- WHAT TO PRODUCE -
Look through the entries for the string "oznaka" and copy every line where it shows up.

Stored data
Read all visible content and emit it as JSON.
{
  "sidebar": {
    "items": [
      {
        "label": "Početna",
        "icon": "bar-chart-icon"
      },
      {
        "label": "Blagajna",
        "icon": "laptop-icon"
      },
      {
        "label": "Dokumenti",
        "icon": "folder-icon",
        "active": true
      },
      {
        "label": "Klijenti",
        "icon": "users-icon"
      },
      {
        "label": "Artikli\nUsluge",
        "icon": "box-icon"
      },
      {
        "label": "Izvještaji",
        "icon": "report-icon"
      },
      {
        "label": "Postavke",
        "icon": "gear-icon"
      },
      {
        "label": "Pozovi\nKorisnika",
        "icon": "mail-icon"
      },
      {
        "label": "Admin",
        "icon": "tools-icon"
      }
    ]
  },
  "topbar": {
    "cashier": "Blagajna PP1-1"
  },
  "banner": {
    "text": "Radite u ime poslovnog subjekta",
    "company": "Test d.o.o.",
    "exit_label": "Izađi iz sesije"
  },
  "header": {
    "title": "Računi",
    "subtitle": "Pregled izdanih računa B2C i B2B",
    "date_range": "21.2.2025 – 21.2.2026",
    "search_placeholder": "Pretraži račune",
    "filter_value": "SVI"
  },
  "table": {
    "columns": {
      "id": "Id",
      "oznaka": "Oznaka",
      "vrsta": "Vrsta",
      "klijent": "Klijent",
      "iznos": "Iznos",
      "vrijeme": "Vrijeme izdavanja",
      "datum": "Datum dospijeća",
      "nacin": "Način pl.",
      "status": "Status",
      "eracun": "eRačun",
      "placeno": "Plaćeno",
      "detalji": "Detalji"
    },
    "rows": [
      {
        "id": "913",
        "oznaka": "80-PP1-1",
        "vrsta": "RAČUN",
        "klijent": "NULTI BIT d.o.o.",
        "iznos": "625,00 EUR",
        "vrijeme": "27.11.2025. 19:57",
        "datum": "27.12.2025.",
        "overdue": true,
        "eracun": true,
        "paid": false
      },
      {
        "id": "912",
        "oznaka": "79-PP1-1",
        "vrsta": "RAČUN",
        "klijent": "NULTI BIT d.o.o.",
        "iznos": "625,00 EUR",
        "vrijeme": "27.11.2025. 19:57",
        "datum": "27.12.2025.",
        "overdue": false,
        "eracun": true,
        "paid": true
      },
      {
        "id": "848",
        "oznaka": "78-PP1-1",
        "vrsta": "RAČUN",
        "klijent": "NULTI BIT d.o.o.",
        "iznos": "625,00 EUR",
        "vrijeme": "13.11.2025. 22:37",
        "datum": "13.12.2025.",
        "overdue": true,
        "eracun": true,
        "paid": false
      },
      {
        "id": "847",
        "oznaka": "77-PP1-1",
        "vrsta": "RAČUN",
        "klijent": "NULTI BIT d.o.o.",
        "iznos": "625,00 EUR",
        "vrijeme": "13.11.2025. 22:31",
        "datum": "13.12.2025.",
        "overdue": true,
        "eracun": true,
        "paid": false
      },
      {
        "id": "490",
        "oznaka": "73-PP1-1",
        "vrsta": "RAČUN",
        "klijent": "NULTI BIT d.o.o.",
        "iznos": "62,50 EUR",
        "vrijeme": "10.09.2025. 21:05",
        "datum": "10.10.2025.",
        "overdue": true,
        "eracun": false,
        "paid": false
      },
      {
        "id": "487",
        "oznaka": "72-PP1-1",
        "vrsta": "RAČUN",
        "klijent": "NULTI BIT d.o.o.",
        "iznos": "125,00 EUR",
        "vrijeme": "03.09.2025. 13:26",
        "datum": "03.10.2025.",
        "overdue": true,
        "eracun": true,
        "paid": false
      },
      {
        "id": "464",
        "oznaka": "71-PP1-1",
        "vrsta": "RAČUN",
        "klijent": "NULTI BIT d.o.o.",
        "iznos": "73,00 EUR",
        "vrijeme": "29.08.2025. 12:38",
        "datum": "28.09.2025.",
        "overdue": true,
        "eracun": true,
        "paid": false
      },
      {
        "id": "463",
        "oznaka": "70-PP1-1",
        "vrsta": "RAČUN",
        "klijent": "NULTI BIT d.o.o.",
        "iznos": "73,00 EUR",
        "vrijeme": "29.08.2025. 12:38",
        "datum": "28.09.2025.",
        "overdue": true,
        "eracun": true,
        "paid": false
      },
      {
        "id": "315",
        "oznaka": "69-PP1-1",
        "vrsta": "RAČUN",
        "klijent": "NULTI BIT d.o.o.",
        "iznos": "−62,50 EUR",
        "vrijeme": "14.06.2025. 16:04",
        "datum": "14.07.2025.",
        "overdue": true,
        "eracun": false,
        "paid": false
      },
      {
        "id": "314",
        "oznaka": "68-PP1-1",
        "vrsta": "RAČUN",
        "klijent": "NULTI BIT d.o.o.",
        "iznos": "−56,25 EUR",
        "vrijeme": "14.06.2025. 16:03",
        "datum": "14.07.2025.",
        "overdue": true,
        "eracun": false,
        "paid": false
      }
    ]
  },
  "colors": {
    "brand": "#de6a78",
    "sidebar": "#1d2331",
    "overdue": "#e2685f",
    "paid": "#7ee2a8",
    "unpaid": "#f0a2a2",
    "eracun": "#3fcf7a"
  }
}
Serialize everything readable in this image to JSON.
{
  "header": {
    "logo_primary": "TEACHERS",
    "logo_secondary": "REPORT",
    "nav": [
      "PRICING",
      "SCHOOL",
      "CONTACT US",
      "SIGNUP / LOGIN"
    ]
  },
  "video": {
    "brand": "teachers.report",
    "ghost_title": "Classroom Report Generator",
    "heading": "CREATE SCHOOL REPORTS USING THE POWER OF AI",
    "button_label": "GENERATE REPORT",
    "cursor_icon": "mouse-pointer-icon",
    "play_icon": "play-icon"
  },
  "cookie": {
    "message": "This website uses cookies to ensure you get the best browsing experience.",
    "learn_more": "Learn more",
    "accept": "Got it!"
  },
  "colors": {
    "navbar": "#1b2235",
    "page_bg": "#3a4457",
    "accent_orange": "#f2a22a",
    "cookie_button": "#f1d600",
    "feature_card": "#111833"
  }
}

- ANSWER SECTION -
      "oznaka": "Oznaka",
        "oznaka": "80-PP1-1",
        "oznaka": "79-PP1-1",
        "oznaka": "78-PP1-1",
        "oznaka": "77-PP1-1",
        "oznaka": "73-PP1-1",
        "oznaka": "72-PP1-1",
        "oznaka": "71-PP1-1",
        "oznaka": "70-PP1-1",
        "oznaka": "69-PP1-1",
        "oznaka": "68-PP1-1",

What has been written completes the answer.